What to Consider Before You Choose
Your roof not only protects your home and the items on the inside, it also keeps you and your loved ones safe, which is why choosing the right roof based on your individual needs is vital. Start the decision process by evaluating the following aspects.
Between metal roofing and shingle roofing, the biggest factor to consider is how much money you have to spend and are willing to spend at one time. If you have a lower amount of money or small cash flow to spend at one time and don’t mind the idea that you’ll have to replace the roof in 15-20 years, a shingle roof is your better option. Or, if you have more money to put down at one time or want the peace of mind that your roof won’t need to be replaced for at least 60 years, a metal roof is the best choice. Also, keep in mind, you will likely be spending thousands of dollars more in the long-run if you choose shingle roofing.
Your Roof Design
Every roof is different, which could really make a difference when choosing the best material for your roof. Get to know your roof by finding out:
- Roof pitch (slope)
- It’s imperative to check the manufacturer’s minimum and maximum slope requirements for both metal and shingle roofing before installation, as it could be restricted based on different products or materials.
- Square footage of the roof
- The complexity of the design of the roof, including the number of dormers, valleys, hips, skylights, penetrations, flashing points, and vent pipes
- How much and what parts of the roof are in the shade and in the sunlight
The Building’s Lifecycle
Knowing the predicted lifecycle and use of the building or home the roof will be going on is just as important as knowing your roof design.

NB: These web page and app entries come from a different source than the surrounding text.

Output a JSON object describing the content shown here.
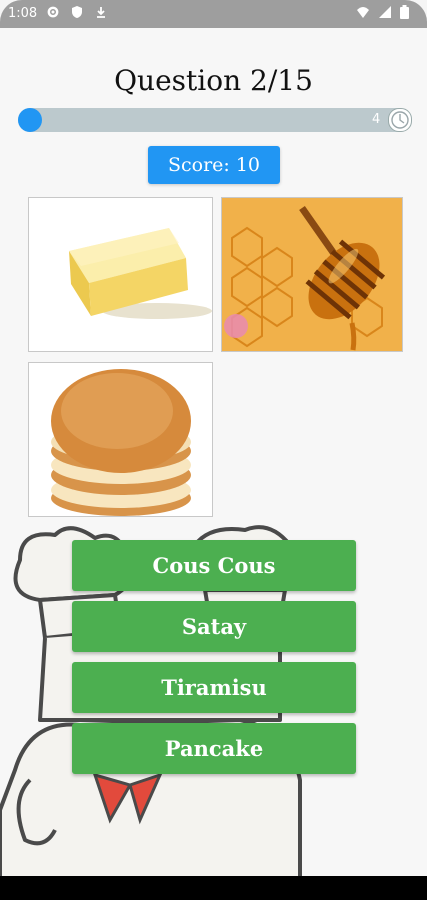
{
  "status_bar": {
    "time": "1:08",
    "icons": [
      "settings-icon",
      "shield-icon",
      "download-icon",
      "wifi-icon",
      "signal-icon",
      "battery-icon"
    ]
  },
  "quiz": {
    "question_label": "Question 2/15",
    "progress_value": 0.02,
    "timer_value": "4",
    "score_label": "Score: 10"
  },
  "images": [
    {
      "name": "butter-image",
      "subject": "butter"
    },
    {
      "name": "honey-image",
      "subject": "honey"
    },
    {
      "name": "pancakes-image",
      "subject": "pancakes"
    }
  ],
  "answers": [
    "Cous Cous",
    "Satay",
    "Tiramisu",
    "Pancake"
  ],
  "colors": {
    "accent_blue": "#2196f3",
    "answer_green": "#4caf50",
    "progress_track": "#bcc9cd"
  }
}
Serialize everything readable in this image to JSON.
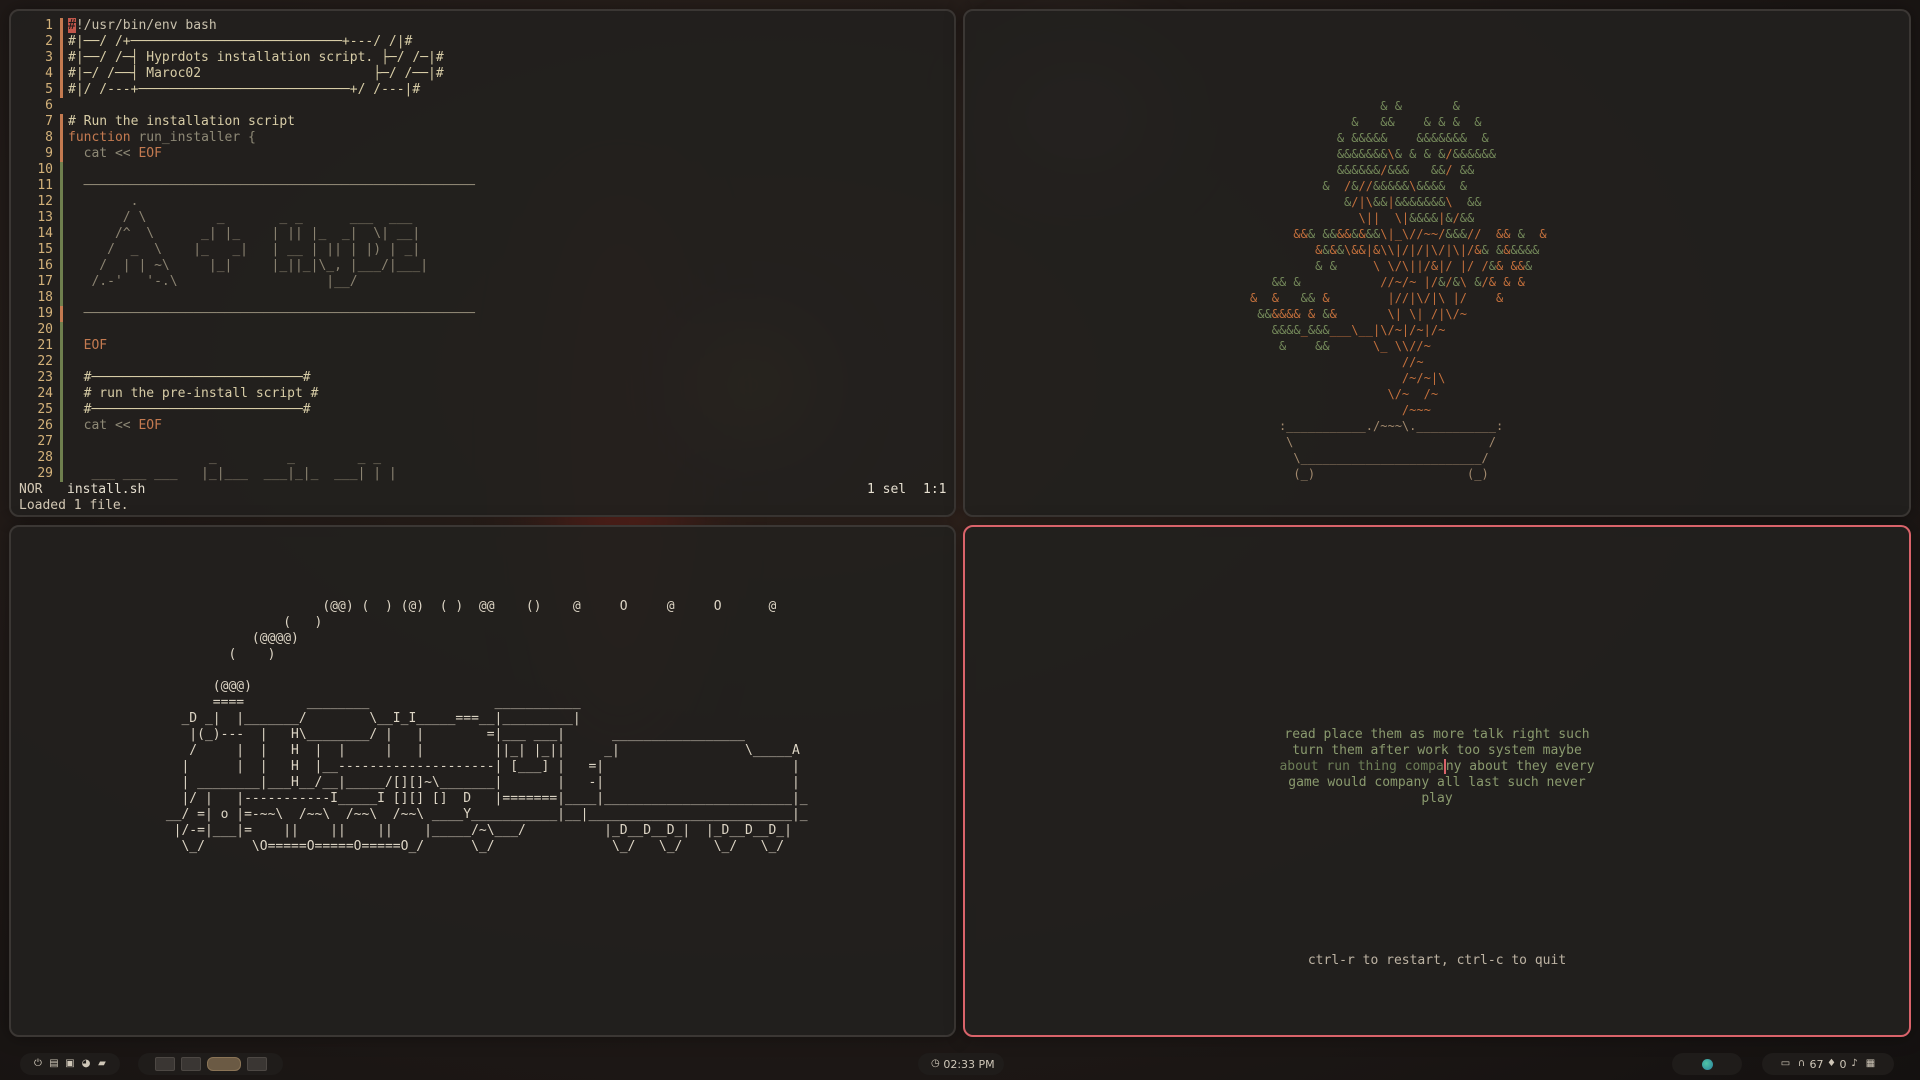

For example, is the building or home older and in need of extreme renovations or tear-down within the next 20 years? Go with a shingle roof. Or is the building or home newer and likely to last five decades or longer? Go with a metal roof.
There are definitely environments where a metal roof or a shingle roof is the better choice. For example, if you live anywhere threatened with potentially high winds or extreme heat, metal roofing can help alleviate some of those concerns. Or if you live in a very mild environment where you are less concerned with extreme weather, a shingle roof will work just fine too.
Verify with Your HOA or Municipality
As mentioned before, there are HOAs and certain communities that do not allow metal roofing because it may or may not go against the consistency of the neighborhood. Make sure you check with the specific organization before you buy.
Find a Qualified Contractor
Both metal and shingle roofs require a qualified contractor who can perform the install according to industry standards and recommended manufacturer details. Metal roofing tends to be more complex because it uses special techniques and equipment, such as rollforming equipment, which requires a more skilled installer than a shingle installation. Just keep that in mind when you make the decision and start to look for contractors.
Wrapping It All Up
So now you ask, metal roofing or shingle roofing?
Truthfully, both are great options. It all just depends on your individual needs.
Ask yourself these questions as a good starting point:
- How much money am I comfortable spending on a roof?
- How important to me is using recycled or recyclable materials?
- Do I live in an environment that could face severe weather events?
- How much searching for roofing contractors am I willing to do?
- Do I want a bright, vibrant color? Or more of a gray tone?
- Does my HOA restrict different roofing types?
At Sheffield Metals, we care about protecting you and your home, which is why we are available to help you make the best roofing decision.
To learn more or to ask questions about selecting a new roof, contact us today to get in touch with one of our experienced metal roofing specialists.